On the high tech end, my firm, Redwood Enterprises, partners with a company called “Innermetrix,” headquartered in Tequesta Florida. Innermetrix specializes in tried and true assessment tools such as the Values Index, the Attribute Index, and the DISC Index. All of the above have been in wide use in business and industry for decades.
Requiring only minutes to complete, these provide valuable feedback for individuals regarding their views of themselves, their workplaces, their decision-making styles, and their motivational driving forces. Having been thoroughly evaluated for their usefulness in work settings, these tools provide feedback regarding personal styles of thinking and problem solving and are very useful to those who are dedicated to improving themselves and their businesses.
Other means of self-assessment
Formal assessments should always be used in concert with old-fashioned means of taking good looks at ourselves. Since the dawn of written history, the best leaders have kept personal journals of their daily activities and reflections upon them. It’s amazing what such simple tools can convey if used diligently. Devoting a little time to reviewing your day and how you handled things helps you identify what you’re like when you’re at your best (and your worst).
Enlisting one or more “accountability partners” or trusted confidants is also invaluable. Many executives also employ professional consultants or business coaches to help them ask the kinds of questions and face the issues that they may otherwise avoid or overlook. These approaches however, are only useful if those serving as sources of feedback are not fearful of offending those whom they are enlisted to advise. The old 1950s concept of “yes men” in business is passé.
Being the best you can be

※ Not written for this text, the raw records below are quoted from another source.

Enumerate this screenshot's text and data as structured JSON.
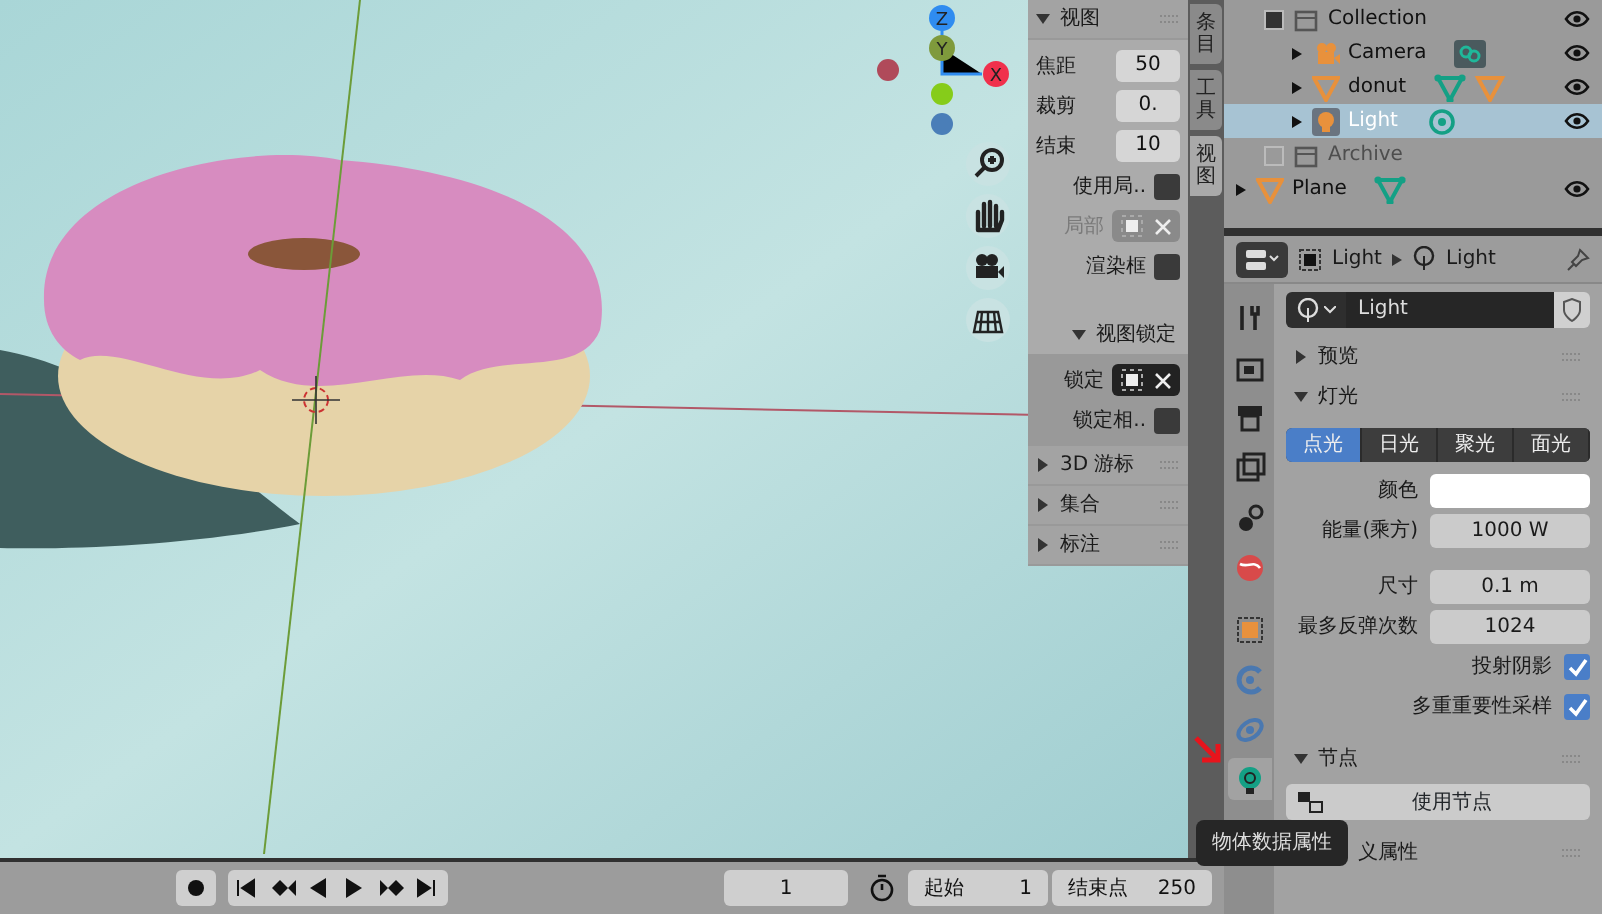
{
  "viewport": {
    "gizmo": [
      {
        "label": "Z",
        "color": "#2f8cf0"
      },
      {
        "label": "Y",
        "color": "#7f9a3c"
      },
      {
        "label": "X",
        "color": "#f0304c"
      }
    ],
    "sidebar_tabs": [
      {
        "label": "条目",
        "selected": false
      },
      {
        "label": "工具",
        "selected": false
      },
      {
        "label": "视图",
        "selected": true
      }
    ],
    "sidebar": {
      "panels": [
        {
          "title": "视图",
          "expanded": true,
          "fields": [
            {
              "kind": "number",
              "label": "焦距",
              "value": "50"
            },
            {
              "kind": "number",
              "label": "裁剪",
              "value": "0."
            },
            {
              "kind": "number",
              "label": "结束",
              "value": "10"
            },
            {
              "kind": "checkbox",
              "label": "使用局..",
              "checked": false
            },
            {
              "kind": "toggle",
              "label": "局部",
              "disabled": true
            },
            {
              "kind": "checkbox",
              "label": "渲染框",
              "checked": false
            }
          ]
        },
        {
          "title": "视图锁定",
          "expanded": true,
          "sub": true,
          "fields": [
            {
              "kind": "toggle",
              "label": "锁定",
              "disabled": false
            },
            {
              "kind": "checkbox",
              "label": "锁定相..",
              "checked": false
            }
          ]
        },
        {
          "title": "3D 游标",
          "expanded": false
        },
        {
          "title": "集合",
          "expanded": false
        },
        {
          "title": "标注",
          "expanded": false
        }
      ]
    }
  },
  "timeline": {
    "current_frame": "1",
    "start_label": "起始",
    "start": "1",
    "end_label": "结束点",
    "end": "250"
  },
  "outliner": {
    "rows": [
      {
        "label": "Collection",
        "kind": "collection",
        "checked": true,
        "selected": false,
        "children": [
          {
            "label": "Camera",
            "kind": "camera",
            "selected": false,
            "data_icons": [
              {
                "kind": "camera"
              }
            ]
          },
          {
            "label": "donut",
            "kind": "mesh",
            "selected": false,
            "data_icons": [
              {
                "kind": "mesh"
              },
              {
                "kind": "modifier"
              }
            ]
          },
          {
            "label": "Light",
            "kind": "light",
            "selected": true,
            "data_icons": [
              {
                "kind": "light"
              }
            ]
          }
        ]
      },
      {
        "label": "Archive",
        "kind": "collection",
        "checked": false,
        "selected": false
      },
      {
        "label": "Plane",
        "kind": "mesh",
        "selected": false,
        "data_icons": [
          {
            "kind": "mesh"
          }
        ]
      }
    ]
  },
  "properties": {
    "header": {
      "object": "Light",
      "data": "Light"
    },
    "tabs": [
      {
        "kind": "tool",
        "selected": false
      },
      {
        "kind": "render",
        "selected": false
      },
      {
        "kind": "output",
        "selected": false
      },
      {
        "kind": "view_layer",
        "selected": false
      },
      {
        "kind": "scene",
        "selected": false
      },
      {
        "kind": "world",
        "selected": false
      },
      {
        "kind": "object",
        "selected": false
      },
      {
        "kind": "constraint",
        "selected": false
      },
      {
        "kind": "physics",
        "selected": false
      },
      {
        "kind": "data",
        "selected": true
      }
    ],
    "datablock": "Light",
    "panels": [
      {
        "kind": "plain",
        "title": "预览",
        "expanded": false
      },
      {
        "kind": "light",
        "title": "灯光",
        "expanded": true,
        "types": [
          {
            "label": "点光",
            "selected": true
          },
          {
            "label": "日光",
            "selected": false
          },
          {
            "label": "聚光",
            "selected": false
          },
          {
            "label": "面光",
            "selected": false
          }
        ],
        "fields": [
          {
            "kind": "color",
            "label": "颜色",
            "color": "#ffffff"
          },
          {
            "kind": "value",
            "label": "能量(乘方)",
            "value": "1000 W"
          },
          {
            "kind": "value",
            "label": "尺寸",
            "value": "0.1 m"
          },
          {
            "kind": "value",
            "label": "最多反弹次数",
            "value": "1024"
          },
          {
            "kind": "checkbox",
            "label": "投射阴影",
            "checked": true
          },
          {
            "kind": "checkbox",
            "label": "多重重要性采样",
            "checked": true
          }
        ]
      },
      {
        "kind": "nodes",
        "title": "节点",
        "expanded": true,
        "button": "使用节点"
      },
      {
        "kind": "covered",
        "title": "义属性",
        "expanded": false
      }
    ],
    "tooltip": "物体数据属性"
  }
}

Research on factors that predict success shows that attributes such as IQ and technical knowledge are essential, but many executives fail despite being well equipped with these. All other things being equal, it is those who are brutally honest with themselves about everything, including how they deal with others, that are most likely to succeed. Effective leadership requires a desire and a willingness to get it right, regardless of the immediate consequences for the ego. Deep down, we all know this to be true. The problem is putting this truth to work on a daily basis.